As I wasn't in the habit of carrying a mirror with me when I stepped outside, I was unprepared for my daughter's comments one warm summer afternoon. While we lunched in her backyard, Stephanie mentioned how much she liked the lovely streaks of purple that had overtaken my gray. She said purple was more attractive than blue, and I should happily flaunt whatever color the dye turned my hair because I still had some. I left her apartment feeling rather satisfied with my appearance. I was convinced no one else would notice my purple strands.
That feeling of satisfaction lasted a few more months until I walked into Goodwill one day and ran into a kid about 12 years old. He stared at me for a few minutes then said, "Hey lady, you're in style with that cool purple hair." Although he gave me a big grin and a thumbs up, I knew it was time to throw out the Clairol and surrender. My battle with gray was over, and indoors or out, the victor was all too clear.
It's been seven years since my last dye job. Next May marks the 50th anniversary of my high school graduation. I'm getting a little apprehensive. Should I rub Lady Clairol into my scalp and fake my hair color? Should I pretend I'm one of the lucky gals blessed with the anti-gray gene?
I've probably already made my decision and don't want to admit it. I'm simply not vain enough to trot off to Walmart and hand over a sliver of my social security check. I probably have no more intention of coloring my hair than I have of wearing four inch stilettos and a mini skirt.
Bring on the 50th anniversary. I'm ready and waiting!
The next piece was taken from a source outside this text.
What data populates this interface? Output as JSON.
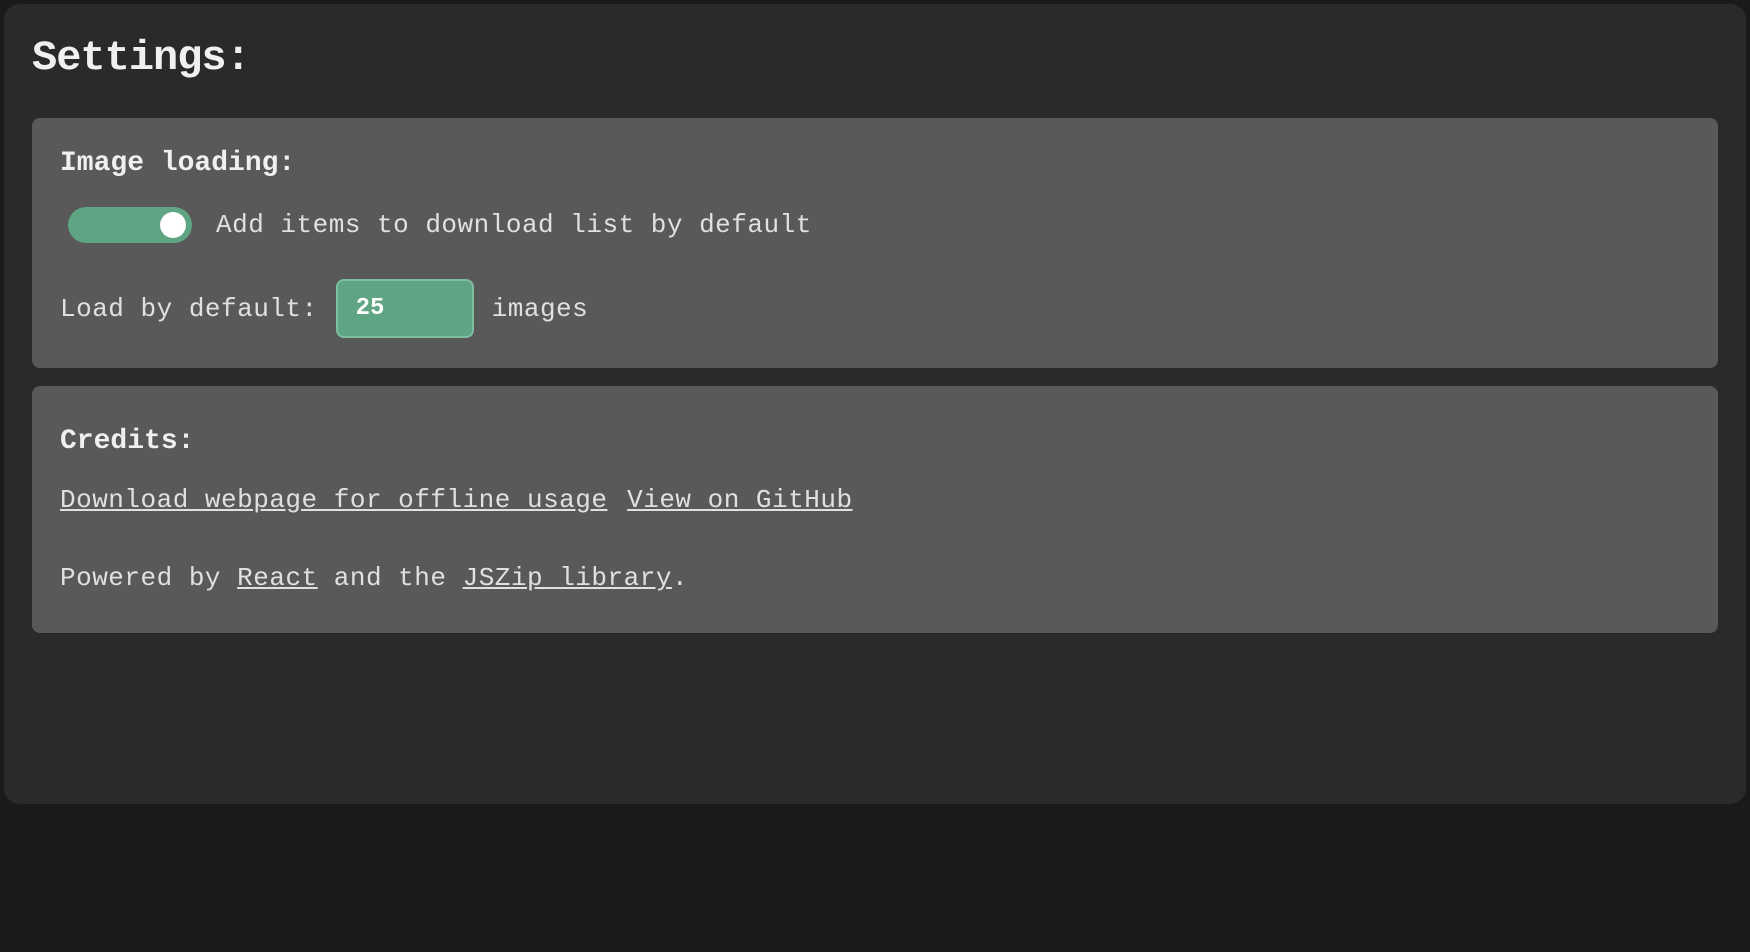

Editor's note: Sharon Kennedy of Brimley has earned a graduate degree in creating writing from Northern Michigan University. At 67, she calls herself a humorist and hopes readers connect with her observations on the monotony of daily life and the witty mental gymnastics humans practice to impress each other.